A complete answer includes every line below with the word "bigname".

>>>

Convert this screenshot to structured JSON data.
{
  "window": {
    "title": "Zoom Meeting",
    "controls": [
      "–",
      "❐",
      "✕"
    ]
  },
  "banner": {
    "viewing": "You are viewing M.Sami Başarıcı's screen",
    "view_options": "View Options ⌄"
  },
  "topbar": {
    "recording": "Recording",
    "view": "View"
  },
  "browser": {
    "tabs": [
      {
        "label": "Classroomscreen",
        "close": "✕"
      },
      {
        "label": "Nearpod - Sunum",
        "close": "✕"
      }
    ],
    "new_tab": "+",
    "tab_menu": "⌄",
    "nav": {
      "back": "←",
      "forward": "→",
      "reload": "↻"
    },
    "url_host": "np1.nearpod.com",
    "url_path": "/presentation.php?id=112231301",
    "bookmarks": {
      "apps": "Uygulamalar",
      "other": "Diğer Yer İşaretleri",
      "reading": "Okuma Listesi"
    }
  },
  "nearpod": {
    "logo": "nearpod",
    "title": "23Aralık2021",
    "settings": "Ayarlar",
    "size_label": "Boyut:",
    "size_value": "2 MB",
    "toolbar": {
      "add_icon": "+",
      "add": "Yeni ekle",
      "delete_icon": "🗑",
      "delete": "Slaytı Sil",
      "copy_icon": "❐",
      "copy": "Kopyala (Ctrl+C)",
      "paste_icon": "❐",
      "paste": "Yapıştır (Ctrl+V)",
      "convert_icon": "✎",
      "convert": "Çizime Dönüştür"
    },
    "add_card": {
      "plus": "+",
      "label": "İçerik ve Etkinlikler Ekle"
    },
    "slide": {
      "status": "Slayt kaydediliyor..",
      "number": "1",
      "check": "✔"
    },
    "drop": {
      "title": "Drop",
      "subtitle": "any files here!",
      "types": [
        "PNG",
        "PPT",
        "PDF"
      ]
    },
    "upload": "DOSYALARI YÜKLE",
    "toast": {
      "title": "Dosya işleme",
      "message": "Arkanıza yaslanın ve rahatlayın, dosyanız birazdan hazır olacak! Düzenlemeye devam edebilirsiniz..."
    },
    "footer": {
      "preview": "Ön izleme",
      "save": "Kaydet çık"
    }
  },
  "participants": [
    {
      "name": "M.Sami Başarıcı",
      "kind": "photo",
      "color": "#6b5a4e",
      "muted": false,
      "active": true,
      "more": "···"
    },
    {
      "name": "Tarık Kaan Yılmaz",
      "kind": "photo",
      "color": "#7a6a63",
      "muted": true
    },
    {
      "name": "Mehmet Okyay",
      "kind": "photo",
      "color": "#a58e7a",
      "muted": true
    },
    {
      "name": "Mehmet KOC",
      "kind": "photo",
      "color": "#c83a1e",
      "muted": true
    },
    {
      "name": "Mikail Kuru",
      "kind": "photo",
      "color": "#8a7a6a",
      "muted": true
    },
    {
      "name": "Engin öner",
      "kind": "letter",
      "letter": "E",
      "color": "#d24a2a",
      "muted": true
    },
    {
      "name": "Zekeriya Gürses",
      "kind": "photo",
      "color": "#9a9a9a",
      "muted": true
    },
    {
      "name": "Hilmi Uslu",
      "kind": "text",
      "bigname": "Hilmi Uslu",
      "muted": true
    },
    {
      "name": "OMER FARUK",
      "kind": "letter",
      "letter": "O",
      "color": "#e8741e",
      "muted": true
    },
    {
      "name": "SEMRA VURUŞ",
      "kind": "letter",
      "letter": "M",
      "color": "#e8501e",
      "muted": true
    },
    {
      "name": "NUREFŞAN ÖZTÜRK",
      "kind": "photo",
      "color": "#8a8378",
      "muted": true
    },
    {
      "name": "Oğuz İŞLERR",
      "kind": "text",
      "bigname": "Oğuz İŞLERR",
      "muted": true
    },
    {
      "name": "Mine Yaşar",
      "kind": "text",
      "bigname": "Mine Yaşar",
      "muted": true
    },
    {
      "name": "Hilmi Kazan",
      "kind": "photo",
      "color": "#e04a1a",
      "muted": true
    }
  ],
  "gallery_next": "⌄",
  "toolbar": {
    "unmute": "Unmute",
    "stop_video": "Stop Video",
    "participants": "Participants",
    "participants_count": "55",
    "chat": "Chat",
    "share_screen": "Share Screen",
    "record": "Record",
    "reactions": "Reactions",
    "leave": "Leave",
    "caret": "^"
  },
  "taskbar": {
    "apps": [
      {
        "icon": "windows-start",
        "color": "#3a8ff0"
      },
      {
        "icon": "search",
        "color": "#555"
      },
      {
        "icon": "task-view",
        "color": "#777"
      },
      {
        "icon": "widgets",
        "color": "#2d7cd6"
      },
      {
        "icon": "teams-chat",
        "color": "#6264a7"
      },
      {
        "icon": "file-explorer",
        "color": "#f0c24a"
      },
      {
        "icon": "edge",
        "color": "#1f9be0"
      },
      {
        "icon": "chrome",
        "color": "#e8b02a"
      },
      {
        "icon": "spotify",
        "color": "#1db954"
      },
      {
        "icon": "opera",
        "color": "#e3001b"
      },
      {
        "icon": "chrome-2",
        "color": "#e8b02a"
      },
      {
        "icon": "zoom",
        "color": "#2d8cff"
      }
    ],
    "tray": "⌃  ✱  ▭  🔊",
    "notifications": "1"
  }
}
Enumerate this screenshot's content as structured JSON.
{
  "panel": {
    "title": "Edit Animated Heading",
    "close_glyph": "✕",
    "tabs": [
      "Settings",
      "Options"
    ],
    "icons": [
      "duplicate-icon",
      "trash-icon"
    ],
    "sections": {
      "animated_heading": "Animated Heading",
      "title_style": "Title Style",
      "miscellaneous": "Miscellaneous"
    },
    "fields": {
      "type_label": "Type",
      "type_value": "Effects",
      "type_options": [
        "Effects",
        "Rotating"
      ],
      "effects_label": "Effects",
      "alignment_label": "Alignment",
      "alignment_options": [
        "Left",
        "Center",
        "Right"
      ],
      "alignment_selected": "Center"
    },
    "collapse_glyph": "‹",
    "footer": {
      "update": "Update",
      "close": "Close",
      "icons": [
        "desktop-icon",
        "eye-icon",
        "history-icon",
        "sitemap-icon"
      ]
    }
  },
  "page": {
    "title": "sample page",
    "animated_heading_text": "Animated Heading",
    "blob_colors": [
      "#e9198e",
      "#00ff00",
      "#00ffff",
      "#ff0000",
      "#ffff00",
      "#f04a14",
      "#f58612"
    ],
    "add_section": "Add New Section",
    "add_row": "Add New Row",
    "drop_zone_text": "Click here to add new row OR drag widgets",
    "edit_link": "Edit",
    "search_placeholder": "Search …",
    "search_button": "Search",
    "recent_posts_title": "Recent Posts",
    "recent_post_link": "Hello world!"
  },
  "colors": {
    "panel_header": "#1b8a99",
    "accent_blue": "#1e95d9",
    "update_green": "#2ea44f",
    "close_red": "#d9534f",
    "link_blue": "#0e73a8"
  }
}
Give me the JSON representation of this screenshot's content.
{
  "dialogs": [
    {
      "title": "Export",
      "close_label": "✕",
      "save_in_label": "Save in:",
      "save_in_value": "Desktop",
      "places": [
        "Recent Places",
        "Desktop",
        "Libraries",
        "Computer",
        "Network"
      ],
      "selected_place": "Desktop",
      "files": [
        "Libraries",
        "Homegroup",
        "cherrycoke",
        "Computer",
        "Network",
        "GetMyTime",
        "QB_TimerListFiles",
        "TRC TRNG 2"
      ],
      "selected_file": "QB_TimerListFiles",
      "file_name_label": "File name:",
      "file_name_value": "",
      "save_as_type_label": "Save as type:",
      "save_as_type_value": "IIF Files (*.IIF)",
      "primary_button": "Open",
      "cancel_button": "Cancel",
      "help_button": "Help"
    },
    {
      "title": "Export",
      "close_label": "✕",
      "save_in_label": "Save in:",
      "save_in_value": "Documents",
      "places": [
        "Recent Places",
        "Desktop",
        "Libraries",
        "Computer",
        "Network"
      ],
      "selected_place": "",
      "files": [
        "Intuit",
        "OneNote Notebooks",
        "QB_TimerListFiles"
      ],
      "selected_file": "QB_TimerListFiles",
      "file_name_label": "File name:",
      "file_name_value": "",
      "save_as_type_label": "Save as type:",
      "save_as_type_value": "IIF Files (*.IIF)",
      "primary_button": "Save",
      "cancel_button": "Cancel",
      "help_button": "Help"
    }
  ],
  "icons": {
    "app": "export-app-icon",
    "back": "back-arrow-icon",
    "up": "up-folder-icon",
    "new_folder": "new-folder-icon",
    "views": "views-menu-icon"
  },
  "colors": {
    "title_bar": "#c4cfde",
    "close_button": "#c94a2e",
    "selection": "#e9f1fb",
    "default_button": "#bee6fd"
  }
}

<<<

- [WRITTEN ANSWER]:
      "bigname": "Hilmi Uslu",
      "bigname": "Oğuz İŞLERR",
      "bigname": "Mine Yaşar",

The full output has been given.